  • Data can also be associated with a directory, and subdirectories.
  • Data can also be global.
  • Front matter data is typically YAML (although it doesn't have to be in Eleventy), but for data files you can use both JSON and JS.

That last point is really, really cool. Why? Because you can actually use async data for your static site. Imagine the following script in _data\films.js:

const fetch = require('node-fetch');

module.exports = async function() {
	let resp = await fetch('');
	let films = await resp.json();
	return films.results;

This simply hits the Star Wars API to return a list of films. Now my templates can do this:

## Star Wars Films

{% for film in films %}
* {{ film.title }}
{% endfor %}

And by the way, when I first tried this, I forgot to install node-fetch, Eleventy recognized this very quickly and gave me a nice error in the console. In general, when I've screwed things up, Eleventy has been great about providing information.
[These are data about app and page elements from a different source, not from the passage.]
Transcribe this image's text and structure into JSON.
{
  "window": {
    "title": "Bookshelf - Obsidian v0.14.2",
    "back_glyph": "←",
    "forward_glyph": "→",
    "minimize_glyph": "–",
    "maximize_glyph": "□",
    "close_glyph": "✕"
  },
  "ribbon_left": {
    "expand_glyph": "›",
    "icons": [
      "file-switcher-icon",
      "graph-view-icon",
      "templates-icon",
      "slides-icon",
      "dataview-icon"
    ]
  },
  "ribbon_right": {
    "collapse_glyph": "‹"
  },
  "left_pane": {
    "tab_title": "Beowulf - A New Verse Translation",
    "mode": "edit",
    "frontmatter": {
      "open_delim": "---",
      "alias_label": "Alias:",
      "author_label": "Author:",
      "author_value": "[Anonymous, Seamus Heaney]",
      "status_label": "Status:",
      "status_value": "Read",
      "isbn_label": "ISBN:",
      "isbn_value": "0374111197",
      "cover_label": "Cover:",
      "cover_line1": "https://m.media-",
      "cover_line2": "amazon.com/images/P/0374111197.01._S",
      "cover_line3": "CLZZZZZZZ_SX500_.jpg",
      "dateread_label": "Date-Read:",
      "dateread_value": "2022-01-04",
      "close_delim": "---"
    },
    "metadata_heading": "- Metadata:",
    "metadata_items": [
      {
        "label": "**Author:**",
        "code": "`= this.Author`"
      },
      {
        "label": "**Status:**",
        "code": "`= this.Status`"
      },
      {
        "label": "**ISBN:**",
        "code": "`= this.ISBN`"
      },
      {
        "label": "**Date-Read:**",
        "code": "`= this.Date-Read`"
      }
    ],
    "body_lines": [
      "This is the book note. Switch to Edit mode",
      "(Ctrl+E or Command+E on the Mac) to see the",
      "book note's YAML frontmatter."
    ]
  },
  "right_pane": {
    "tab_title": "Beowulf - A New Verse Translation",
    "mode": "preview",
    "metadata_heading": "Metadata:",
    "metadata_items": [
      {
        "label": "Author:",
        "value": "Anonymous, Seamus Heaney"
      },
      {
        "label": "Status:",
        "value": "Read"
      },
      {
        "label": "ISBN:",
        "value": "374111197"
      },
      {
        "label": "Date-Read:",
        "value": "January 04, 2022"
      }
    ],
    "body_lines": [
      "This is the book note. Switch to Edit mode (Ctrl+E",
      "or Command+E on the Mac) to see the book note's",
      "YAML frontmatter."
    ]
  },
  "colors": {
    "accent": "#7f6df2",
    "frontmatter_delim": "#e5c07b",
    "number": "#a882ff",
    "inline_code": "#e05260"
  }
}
In code like the above, you can also use console.log to help debug.

The Final Reason #

Alright, so I was sold on Eleventy before I discovered this, but this final reason is what really, really impressed me. There isn't a good name for the problem I'm about to describe, but it's a common issue with static site generators.

Consider the example code above where I wrote some code to load data and return a dynamic set of Star Wars films. I then rendered it in a list in a template. But what if I wanted to do a "detail" view? In an app server, I'd simply link to a detail page and pass an ID value, so for example, I may use a URL like this in a Node application: /film/3. The 3 represents the primary identifier for the film. I'd use logic in my handler for film to render the right result.

In a static site, you would need something different typically. Given 3 films, you may need output like so:

/film/1/index.html /film/2/index.html /film/3/index.html

However, most static site generators require a "one to one" correlation between input files and output files. In the past I've solved this in a variety of ways. One way is with a script that reads in the data, generates stub files, each of which will then include a core layout file to render the detail.

Eleventy solves this issue in what I consider to be the most awesome, and simple, way possible. Eleventy has a Pagination API that I initially ignored. I saw the feature and thought, ok, given N blog posts, this helps me build N/10 pages of blog listings. And yes, it does that (and does it damn well), but, it also handles the use case above.

So imagine I have an array of data, films, and I want go generate one file each. I could use the following file I've named film.liquid:

    data: films
    size: 1
    alias: film
permalink: films/{{ film.title | slug }}/index.html

{{ film.title }} was released in {{ film.release_date }}

THe front matter defines that I want pagination, that I want to iterate over films, and that I want one data item per file. Now check out the permalink. It specifies that I should take the title of the film, pass it via a "slug" filter (this is built into Eleventy), and store it there. The code beneath the front matter is how I render the film.

And that's it. As I said... holy crap. Here's how the output looks:

Folder output from dynamic films

Want to Learn More? #

So this wasn't meant to be a "Intro to Eleventy" post. As the title says, I wanted to explain why I'm so darn impressed by what I've seen. I highly encourage you to take a look at the docs to learn more. I don't see myself immediately rebuilding my site in Eleventy, I just updated the UI less than a year ago I think. But it will absolutely be the next generator I use. I'm also tinkering around some blog posts demonstrating how to use it more fully. (As I said above though, it's been tough to find time lately.) If you are using it currently, leave me a comment. Or - if you looked at it and decided against it, I'd love to hear why as well.

Header photo by Dominik Schröder on Unsplash